Build your future on a strong foundation
The Franklin Core Curriculum merges academic skills with a strong focus on international and intercultural competencies. These courses give you the tools you need to study, research, communicate and live responsibly, while crossing borders and traveling far from home. The university core represents the heart of the Franklin experience.
First Year Seminar
The Core begins with the First Year Seminar, a course that helps students adapt to academic expectations and the university experience. Your First Year Seminar (FYS) pairs you with a professor, who also serves as your academic advisor, in a discipline of interest to you. The First Year Seminar courses have varying topics but all focus on Franklin's unique culture and the larger Swiss community, providing a basis for cross-cultural interactions and real life in a multicultural environment.
Academic Travel is Franklin's signature program, and it is probably a factor in every Franklin student's choice to attend.

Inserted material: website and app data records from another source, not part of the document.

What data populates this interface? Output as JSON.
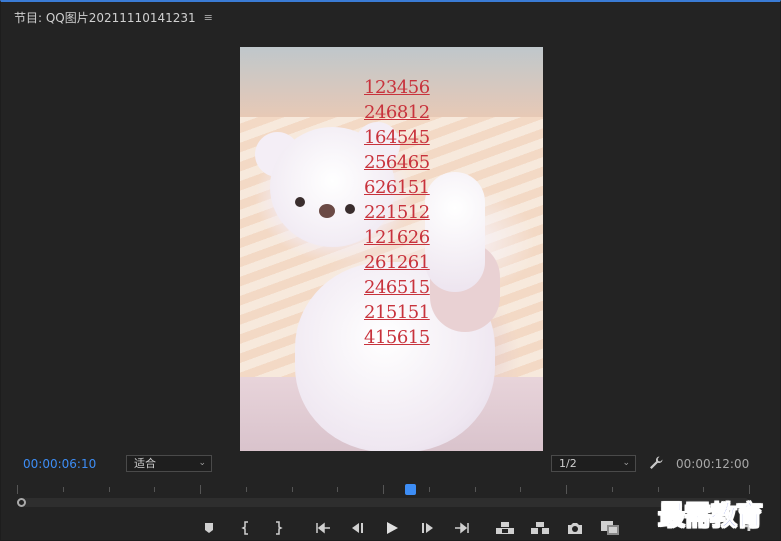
{
  "panel": {
    "title": "节目: QQ图片20211110141231",
    "menu_icon": "hamburger-icon",
    "menu_glyph": "≡"
  },
  "image_overlay": {
    "numbers": [
      "123456",
      "246812",
      "164545",
      "256465",
      "626151",
      "221512",
      "121626",
      "261261",
      "246515",
      "215151",
      "415615"
    ]
  },
  "timecode": {
    "current": "00:00:06:10",
    "duration": "00:00:12:00"
  },
  "zoom": {
    "selected": "适合"
  },
  "resolution": {
    "selected": "1/2"
  },
  "playback": {
    "position_fraction": 0.537
  },
  "controls": [
    {
      "name": "add-marker-button",
      "icon": "marker-icon"
    },
    {
      "name": "mark-in-button",
      "icon": "mark-in-icon"
    },
    {
      "name": "mark-out-button",
      "icon": "mark-out-icon"
    },
    {
      "name": "go-to-in-button",
      "icon": "go-to-in-icon"
    },
    {
      "name": "step-back-button",
      "icon": "step-back-icon"
    },
    {
      "name": "play-button",
      "icon": "play-icon"
    },
    {
      "name": "step-forward-button",
      "icon": "step-forward-icon"
    },
    {
      "name": "go-to-out-button",
      "icon": "go-to-out-icon"
    },
    {
      "name": "lift-button",
      "icon": "lift-icon"
    },
    {
      "name": "extract-button",
      "icon": "extract-icon"
    },
    {
      "name": "export-frame-button",
      "icon": "camera-icon"
    },
    {
      "name": "comparison-view-button",
      "icon": "compare-icon"
    }
  ],
  "watermark": "最需教育",
  "colors": {
    "accent": "#3d8df5",
    "overlay_text": "#c8323c",
    "watermark": "#1d35c8"
  }
}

Three-credit Academic Travel courses are regular semester courses with a 10-14 day travel period designed to add an experiential learning piece to what is studied in the classroom. Many strong relationships are built between students on Travel, and those experiences are a fundamental part of what defines a Franklin graduate.
Being a student at Franklin means learning to write well in English, as well as being able to use that skill in other languages. After the first year seminar, students enroll in an academic writing course (WTG 150 and/or WTG 200) as part of the year long experience and then later enroll in W-designated courses that are writing intensive. The writing requirement culminates with the capstone course, thesis, or senior project.
Students choose two courses from each of three Areas of Knowledge: Intercultural Competencies, International Engagement and Social Responsibility. These Areas of Knowledge are designed to increase your appreciation for a variety of world views, bring you to a better understanding of the processes and consequences of globalization, and help you develop an awareness of social justice. These 18 credits go beyond experiencing cultural differences and begin to open the door to understanding and guiding change for the future.
As part of the university's mission to help you learn intercultural competencies and to make the most of your experience in Switzerland, the final piece of the Core involves gaining intermediate proficiency in a Swiss language. Students take a sequence of language classes in French, German, or Italian to help them improve their language skills and to integrate in the local community.